Investors who seek income as a key component of their real estate portfolios have two primary options: Real Estate Investment Trusts (REITs) and Mortgage Investment Corporations (MICs)
While bond trading can be traced back to the Venetians of the 1300s, with publicly traded equities appearing three centuries later with the Dutch East India Company, the ability to invest in real estate via structured vehicles is a much more recent phenomenon.
REITs were first created in the U.S. via the Cigar Excise Tax Extension of 1960, a law signed by President Dwight D. Eisenhower to make it easy for investors to participate in large, diversified portfolios of real estate via the purchase of easily tradable securities.
A REIT can be a private or publicly traded company that can invest in a broad range of income-generating real estate assets. These assets can include apartment buildings, offices, retail shopping centers, medical facilities, hotels, data centers and a range of infrastructure such as cellular towers. Most REITs have a focused portfolio of property types, but they can also invest across multiple types.
MICs are a uniquely Canadian construct, introduced by Parliament in 1973 as part of the Residential Mortgage Financing Act. The government foresaw a looming housing crisis with a growing population generating the need for millions of new homes. Parliament estimated that $5 billion in mortgage financing would be required for new housing, a number that exceeded available mortgage financing by $2.3 billion.
Parliament created MICs to enable individual investors, registered retired savings plans (RRSPs) and pension funds to invest in pools of mortgages, thereby closing the impending deficit.
Most REITs are listed on major exchanges in 39 different countries, with those listed in the US having an equity market capitalization of $1.3 trillion.
REITs typically pay investors regular distributions from collected tenant rents, and they can also develop and renovate property. REIT investors may enjoy increased distributions after a property is renovated and repositioned or sold at a higher value. REITs must distribute 90% of their taxable income to investors each year.
Among the risks of a REIT are:
MICs enable individual investors to invest in pools of mortgages and leverage economies of scale that would otherwise be unavailable to individuals directly.
MICs may additionally borrow from banks to supplement shareholders’ capital. The combined pool is invested in a portfolio of mortgages backed by selected real estate properties. MICs receive streams of mortgage payments from borrowers, which are then distributed as income to investors on a monthly or quarterly basis.
The structure is comparable to a mutual fund that invests in mortgages, rather than stocks or bonds. Critically, as outlined in Canadian tax law, a MIC must distribute 100% of its income to investors as a flow-through dividend.
While this dividend is taxed as interest income, Section 130.1 of the Income Tax Act calls for the MIC itself to be considered as a tax-exempt corporation, providing further benefit to investors.
REITs and MICs both offer investors a means of participating in a pool of funds that invest in real estate, creating current income and portfolio diversification.
The structures are more different than they are the same, however, and it’s important for investors to understand these differences.

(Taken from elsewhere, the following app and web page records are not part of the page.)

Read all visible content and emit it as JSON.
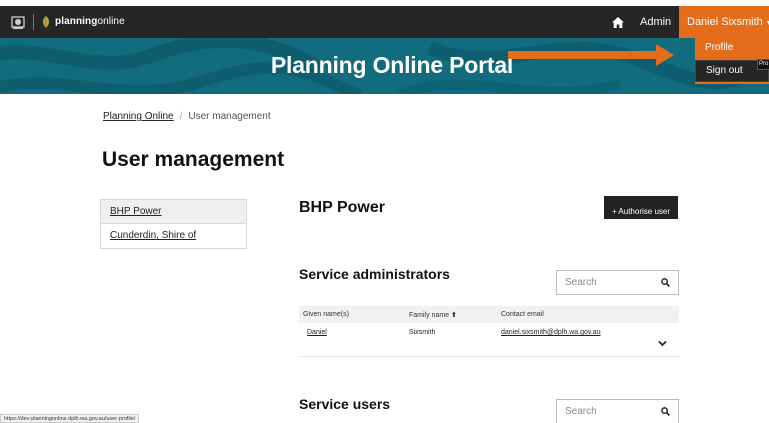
{
  "topbar": {
    "brand_bold": "planning",
    "brand_light": "online",
    "admin_label": "Admin",
    "user_name": "Daniel Sixsmith",
    "user_caret": "▾",
    "home_icon": "home-icon",
    "crest_icon": "wa-crest-icon",
    "logo_icon": "planningonline-logo-icon"
  },
  "banner": {
    "title": "Planning Online Portal",
    "bg_color": "#116c7e"
  },
  "user_menu": {
    "profile_label": "Profile",
    "signout_label": "Sign out",
    "tooltip": "Pro",
    "accent_color": "#e46d1c"
  },
  "breadcrumb": {
    "home": "Planning Online",
    "separator": "/",
    "current": "User management"
  },
  "page_title": "User management",
  "organisations": [
    {
      "label": "BHP Power"
    },
    {
      "label": "Cunderdin, Shire of"
    }
  ],
  "org_title": "BHP Power",
  "authorise_button": "+ Authorise user",
  "admins": {
    "title": "Service administrators",
    "search_placeholder": "Search",
    "columns": {
      "given": "Given name(s)",
      "family": "Family name",
      "email": "Contact email"
    },
    "sort_indicator": "🠕",
    "rows": [
      {
        "given": "Daniel",
        "family": "Sixsmith",
        "email": "daniel.sixsmith@dplh.wa.gov.au"
      }
    ]
  },
  "users": {
    "title": "Service users",
    "search_placeholder": "Search"
  },
  "status_url": "https://dev-planningonline.dplh.wa.gov.au/user-profile/"
}
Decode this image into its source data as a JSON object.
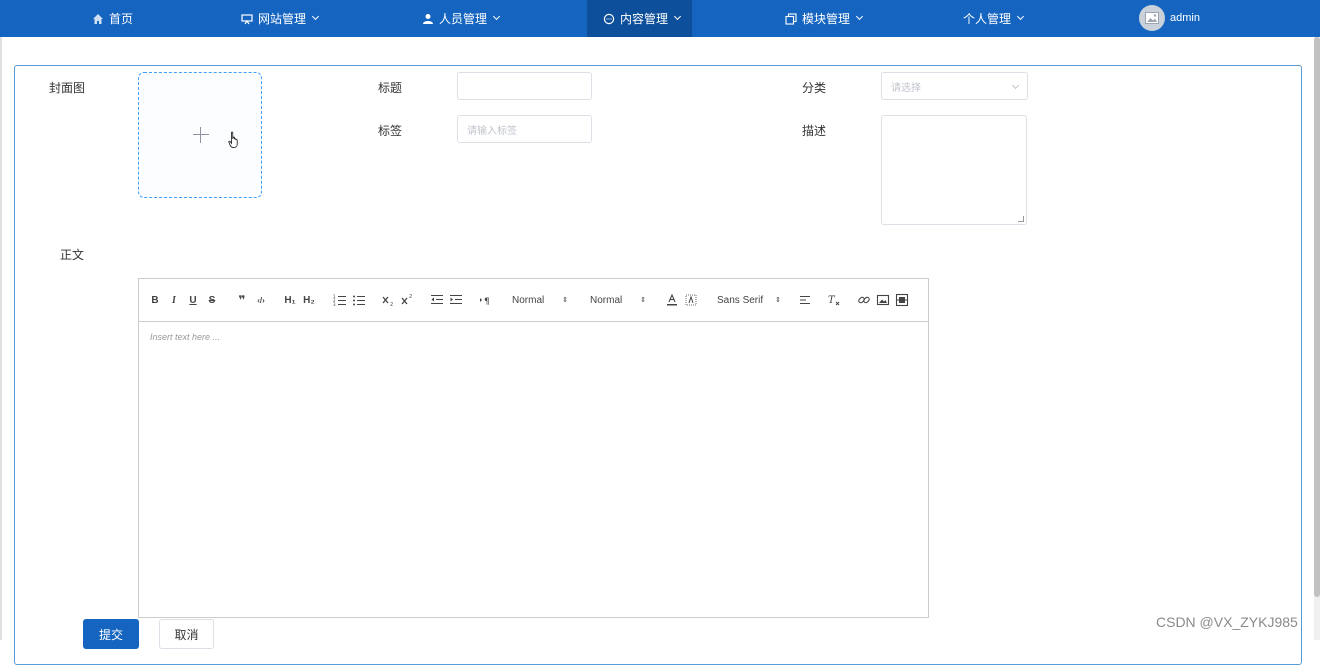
{
  "nav": {
    "home": "首页",
    "website_mgmt": "网站管理",
    "people_mgmt": "人员管理",
    "content_mgmt": "内容管理",
    "module_mgmt": "模块管理",
    "personal_mgmt": "个人管理",
    "user": "admin",
    "icons": [
      "home-icon",
      "monitor-icon",
      "user-icon",
      "chat-icon",
      "copy-icon",
      "chevron-down-icon"
    ]
  },
  "form": {
    "cover_label": "封面图",
    "title_label": "标题",
    "title_value": "",
    "category_label": "分类",
    "category_placeholder": "请选择",
    "tags_label": "标签",
    "tags_placeholder": "请输入标签",
    "desc_label": "描述",
    "body_label": "正文"
  },
  "editor": {
    "toolbar": {
      "bold": "B",
      "italic": "I",
      "underline": "U",
      "strike": "S",
      "blockquote": "❞",
      "code": "‹/›",
      "h1": "H₁",
      "h2": "H₂",
      "size_select": "Normal",
      "header_select": "Normal",
      "font_select": "Sans Serif",
      "updown": "⇕"
    },
    "placeholder": "Insert text here ..."
  },
  "actions": {
    "submit": "提交",
    "cancel": "取消"
  },
  "watermark": "CSDN @VX_ZYKJ985",
  "colors": {
    "nav_bg": "#1565c0",
    "nav_active_bg": "#0d4f9a",
    "primary": "#1565c0",
    "upload_border": "#409eff"
  }
}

Perhaps the major difference is the MICs invest in mortgages (debt) secured by real estate assets while a REITs invest in physical properties (equity), and takes on the responsibility of ownership and maintenance.
REITs are therefore much more subject to market price fluctuations, with this heightened risk translating to returns that can be higher than those of MICs.
Conversely, MICs offer a higher level of security and stability as they invest in mortgage loans that borrowers must repay regardless of the state of the housing market. The mortgagor is still required to pay the interest and ultimately the principal of the loan whether or not any tenant in that property is paying rent and whether or not a property retains its value.
Further, since the loan to value ratio, or LTV, of a mortgage is generally a maximum of 80%, the value of a property is at least 20% more than the mortgage at the time of funding, a margin of safety for MICs that is unavailable in a REIT’s structure.
Therefore, returns on MICs, while they can be lower than those of REITs, are generally more predictable and stable. The typical range of returns is between 6% and 10%, with REITs tending to be at the higher end of the spectrum to reflect the increased inherent risk.
Which vehicle is right for you depends on your investment goals and risk appetite.